By Nobuaki Ono / Yomiuri Shimbun Sportswriter For triathlete Yuka Sato, the result of the race was not as important as the component parts.
After finishing 18th at the ITU World Triathlon Yokohama, the fourth event of the global series held in May, Sato spoke with particular satisfaction about the running portion of her performance.
“I was finally able to tough it out during the run, which has been my weak point,” Sato said in the finish area in Yokohama’s Yamashita Park on May 14.
Even better news would arrive five days later — the 24-year-old was chosen for Japan’s team to the Rio de Janeiro Olympics in a slot reserved for “promising athletes for the 2020 Tokyo Olympics.”
The triathlon is a grueling event consisting of long-distance legs of swimming, cycling and running, in that order. As Sato starting swimming at 3, she has always considered that the strongest part of her race.
But she showed potential as a runner while in the athletics club of her primary school — enough to draw the attention of one of Japan’s most famous coaches. At an athletics meet in her hometown of Sakura, Chiba Prefecture, she had a chance meeting with noted marathon mentor Yoshio Koide, who has coached many top runners including 2000 Sydney Olympics women’s marathon gold medalist Naoko Takahashi.
“You run very well,” Koide said to her. “Why don’t you come [train] with my team?”
However, Sato decide to pursue the triathlon, which she started when she was a third-grader upon advice from her mother.
In addition to being blessed with athletic ability, “I am the type who is not satisfied unless I’m No. 1,” Sato said.
At 18, she took part in the inaugural Youth Olympic Games in 2010 in Singapore, where she won the gold medal.
Although that earned her recognition as a top prospect for the next generation of triathletes, she failed to make the team to the 2012 London Games.
Fast forward four years, and now when Sato speaks of the aspect in which she has shown the most growth, she replies without hesitation her “mind.”
“In the past, I would stop trying whenever I felt out of form during training or when things were not going my way,” Sato said.
“But the disappointment of not making the London Olympics has made me stronger mentally, to where I push myself when things get tough.”
At a test event held at the Rio Olympics venue in August last year, Sato placed 16th, while finishing ahead of Japan’s top triathlete Ai Ueda.
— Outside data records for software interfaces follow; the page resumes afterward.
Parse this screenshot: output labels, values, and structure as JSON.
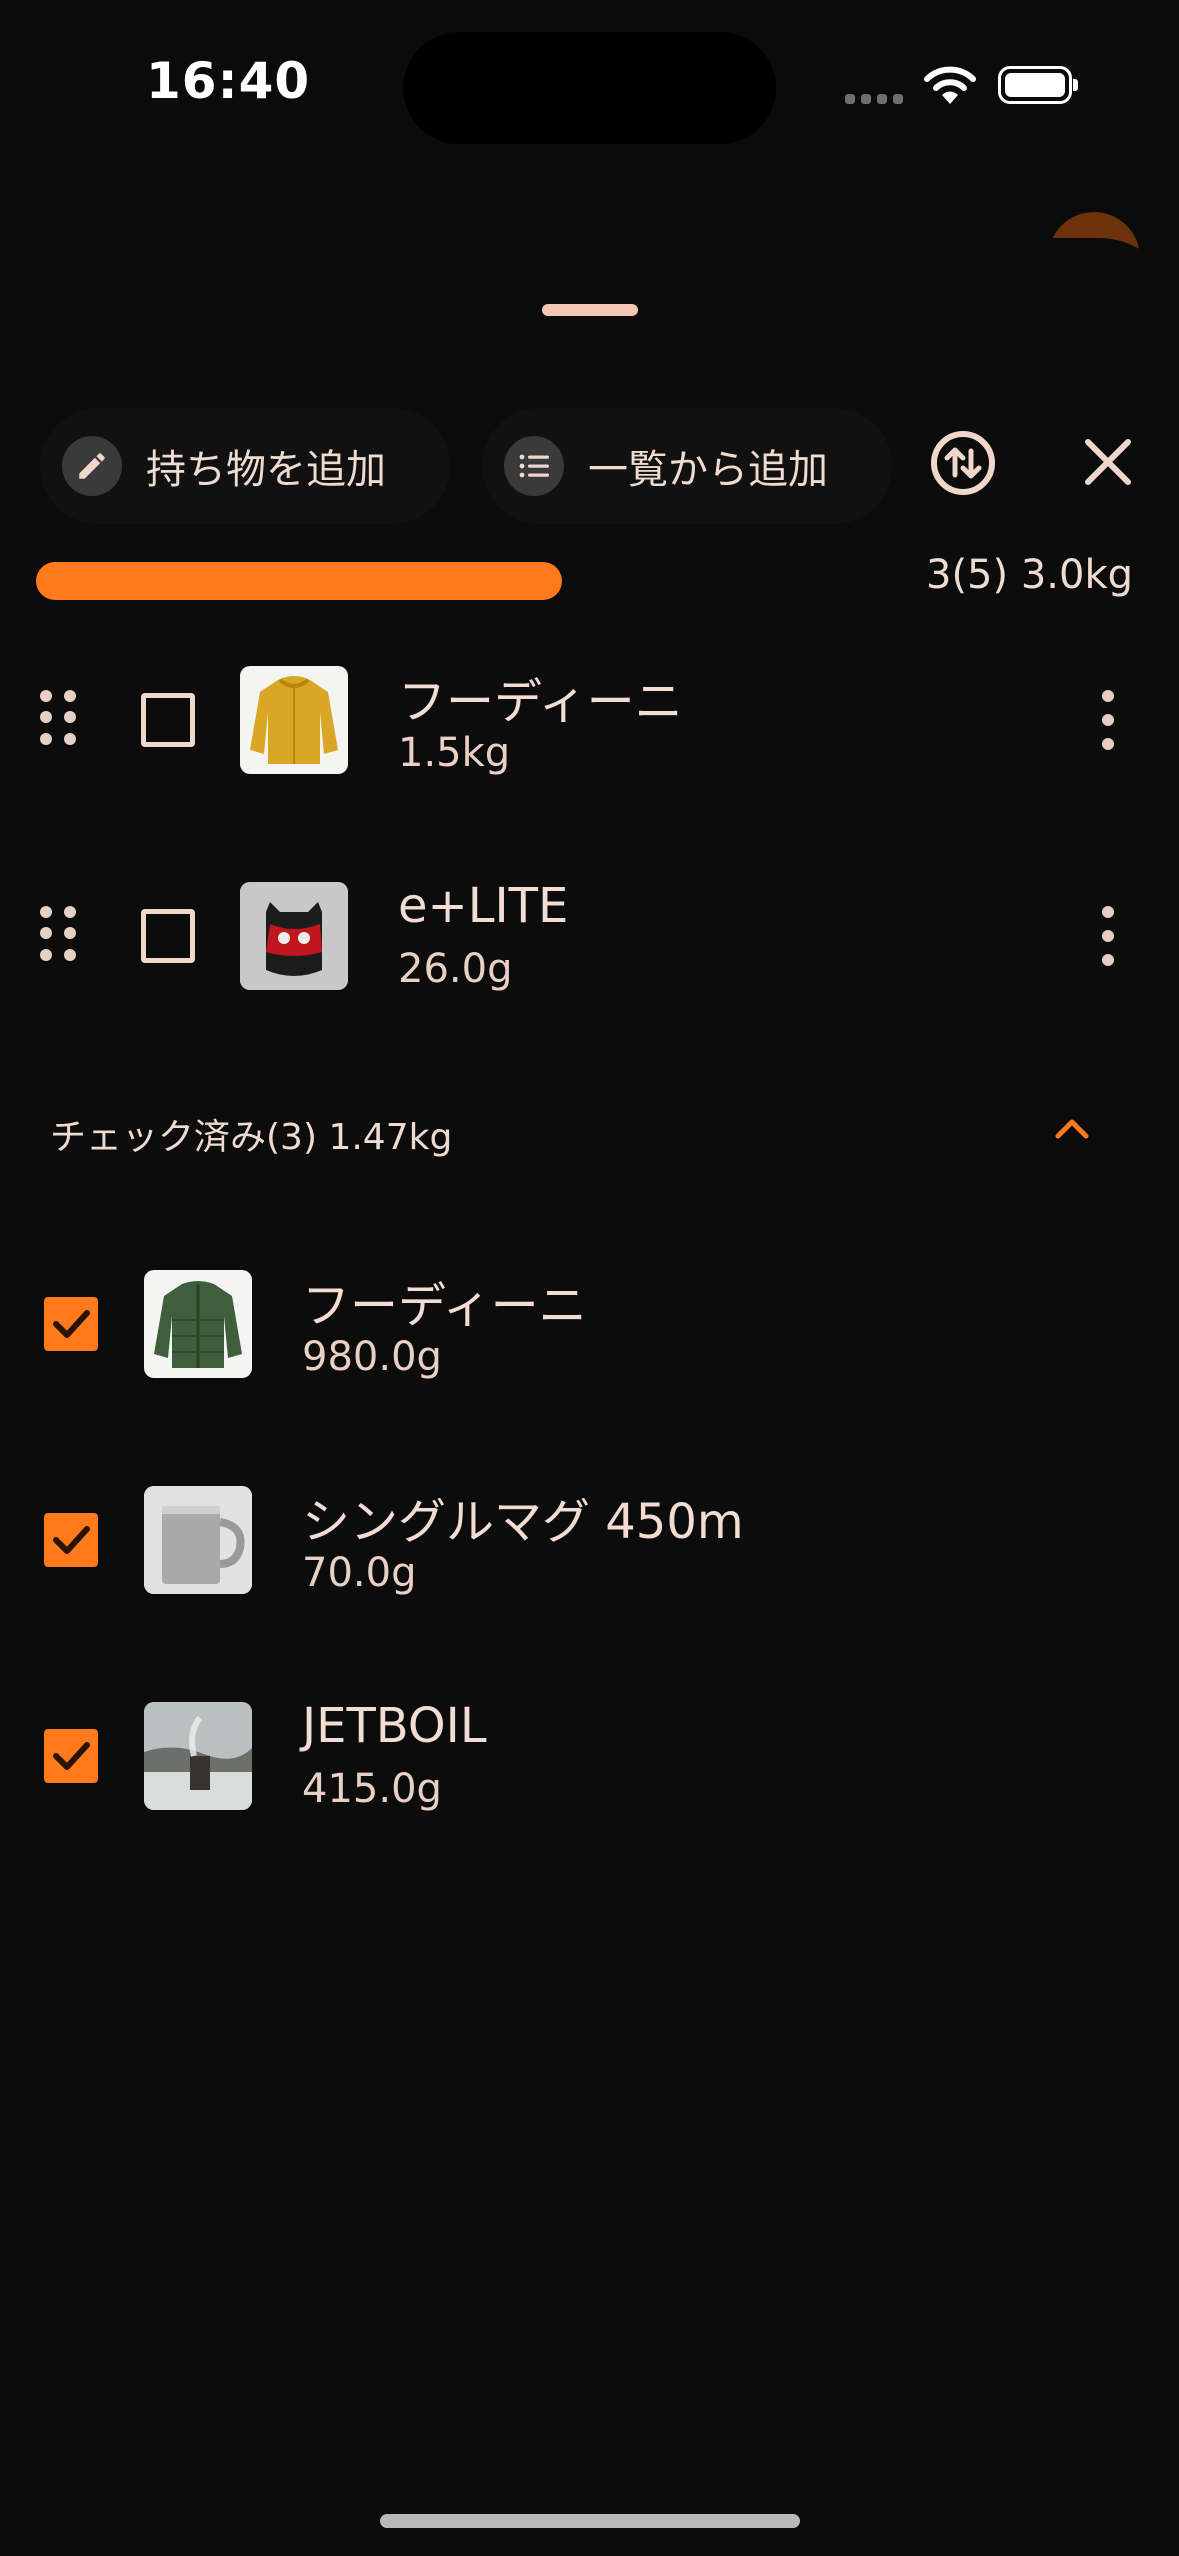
{
  "status_bar": {
    "time": "16:40"
  },
  "toolbar": {
    "add_item_label": "持ち物を追加",
    "add_from_list_label": "一覧から追加"
  },
  "progress": {
    "fraction": 0.49,
    "summary": "3(5) 3.0kg",
    "color": "#ff7a1a"
  },
  "unchecked_items": [
    {
      "name": "フーディーニ",
      "weight": "1.5kg",
      "image": "yellow-jacket"
    },
    {
      "name": "e+LITE",
      "weight": "26.0g",
      "image": "red-lantern"
    }
  ],
  "checked_section": {
    "header": "チェック済み(3) 1.47kg",
    "items": [
      {
        "name": "フーディーニ",
        "weight": "980.0g",
        "image": "green-jacket"
      },
      {
        "name": "シングルマグ 450m",
        "weight": "70.0g",
        "image": "titanium-mug"
      },
      {
        "name": "JETBOIL",
        "weight": "415.0g",
        "image": "jetboil-photo"
      }
    ]
  },
  "colors": {
    "accent": "#ff7a1a",
    "background": "#0b0b0b",
    "text": "#f2ddd2"
  }
}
Sato said she had a good impression of the course, as it features a hill in the cycling portion, which Sato excels at. “It suits me,” she said.
The top triathletes are strong runners, so Sato envisions a strategy of being among the lead pack during the swim, then building up a lead during the cycling phase.
Sato will be 28 at the time of the Tokyo Olympics, and to give a boost to her bid for success at the 2020 Games, she intends to make Rio a race she completes with no regrets.